A recent Urban Institute-National Recreation and Park Association event gave mayors, leaders from urban park districts, federal agencies, and business a safe haven to explore what the fiscal crisis is doing to urban park systems. But with a pay-for-use revolution going on and staff lay-offs staring them in the face, they are also still concerned about safe havens for urban dogs.
There’s no doubt that dog parks are getting more popular. The former mayor of St. Petersburg, FL (population 250,000, land area 60 square miles) told us that six dog parks opened under his administration, partly because they’re cheap and easy to build and partly because the dog owners show up in packs to support them. Ithaca, New York, my old stomping ground, has one large dog park located on a beautiful city-owned property near Cayuga Lake and maintained by a nonprofit—TCDOG—that worked for years to get it built and now continues to be the park’s steward and champion. Washington, DC, has nine.

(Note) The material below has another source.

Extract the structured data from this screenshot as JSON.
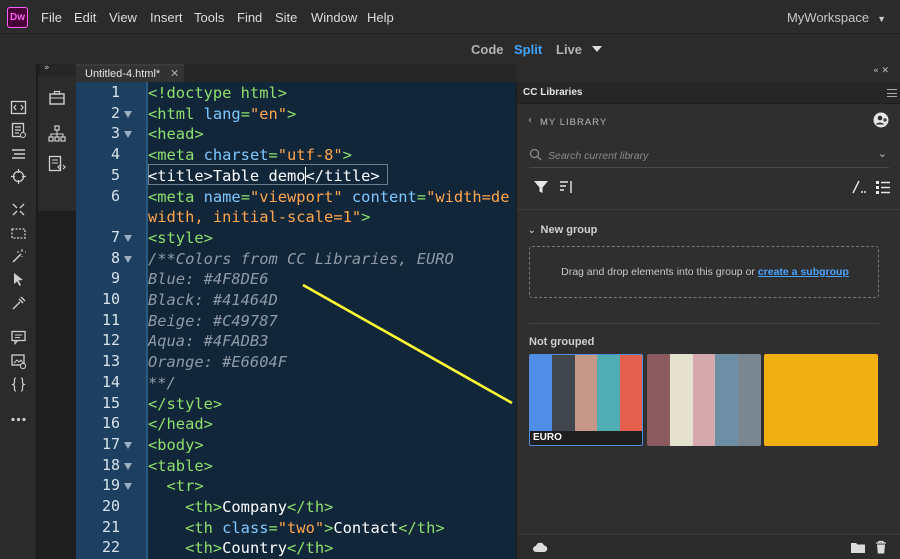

Some of my dog-less friends and colleagues roll their eyes when I enthuse about dog parks. But having patronized them in Berkeley, Ithaca, to Washington, and noting their popularity in less “crunchy” locations, I think dog parks deserve respect—and public support.
Why public dog parks? You might as well ask, Why public playgrounds and tot lots? After all, 39% of households have at least one dog, compared to just 33% with at least one kid under 18.
Dogs comfort the confined and make many people feel secure. But ownership can be hard for people who use wheelchairs or who have arthritis or live in neighborhoods that aren’t pleasant or safe for walking. Dog parks help reduce barriers.
Public dog parks also often become “third places”—spaces outside the home and the workplace where you can meet new people and old friends. But unlike coffee shops, shopping malls, and bars, you don’t have to pay to get into a public dog park. Most of their patrons can be counted on to help tidy them up and maintain social norms about acceptable behavior. And, of course, dogs need socialization, exercise, and safety at least as much as their people do.
Here’s hoping dog parks remain and grow more significant as “urban infrastructure.”